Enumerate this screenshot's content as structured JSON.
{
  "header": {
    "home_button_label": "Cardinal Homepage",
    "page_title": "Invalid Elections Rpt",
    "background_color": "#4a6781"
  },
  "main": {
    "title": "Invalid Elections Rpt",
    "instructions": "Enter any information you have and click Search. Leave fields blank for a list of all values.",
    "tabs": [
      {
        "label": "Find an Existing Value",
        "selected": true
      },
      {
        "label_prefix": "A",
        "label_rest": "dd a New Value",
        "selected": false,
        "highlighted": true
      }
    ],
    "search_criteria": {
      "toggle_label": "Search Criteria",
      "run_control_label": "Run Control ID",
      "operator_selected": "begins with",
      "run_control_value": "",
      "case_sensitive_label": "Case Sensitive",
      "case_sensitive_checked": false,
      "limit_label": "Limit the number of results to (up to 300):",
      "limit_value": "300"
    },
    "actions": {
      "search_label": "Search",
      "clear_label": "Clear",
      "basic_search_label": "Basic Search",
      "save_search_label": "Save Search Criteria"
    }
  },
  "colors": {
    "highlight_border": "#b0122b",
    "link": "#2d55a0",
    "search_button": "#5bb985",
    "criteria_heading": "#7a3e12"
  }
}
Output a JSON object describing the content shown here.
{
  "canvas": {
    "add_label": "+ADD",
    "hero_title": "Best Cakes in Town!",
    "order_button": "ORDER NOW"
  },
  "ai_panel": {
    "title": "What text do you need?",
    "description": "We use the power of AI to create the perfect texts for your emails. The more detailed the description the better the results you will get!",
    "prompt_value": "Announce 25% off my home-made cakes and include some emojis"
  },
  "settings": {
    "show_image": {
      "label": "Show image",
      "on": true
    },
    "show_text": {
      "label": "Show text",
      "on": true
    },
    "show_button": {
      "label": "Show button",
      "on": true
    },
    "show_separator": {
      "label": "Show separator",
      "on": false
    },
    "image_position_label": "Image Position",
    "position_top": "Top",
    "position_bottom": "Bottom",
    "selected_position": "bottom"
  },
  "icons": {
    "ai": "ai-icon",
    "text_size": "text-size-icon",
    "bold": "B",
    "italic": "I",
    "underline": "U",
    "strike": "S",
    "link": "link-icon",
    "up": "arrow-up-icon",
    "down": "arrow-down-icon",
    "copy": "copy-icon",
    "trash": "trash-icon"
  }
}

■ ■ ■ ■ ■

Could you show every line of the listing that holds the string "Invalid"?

_RESPONSE FOR THIS EXERCISE_.
    "page_title": "Invalid Elections Rpt",
    "title": "Invalid Elections Rpt",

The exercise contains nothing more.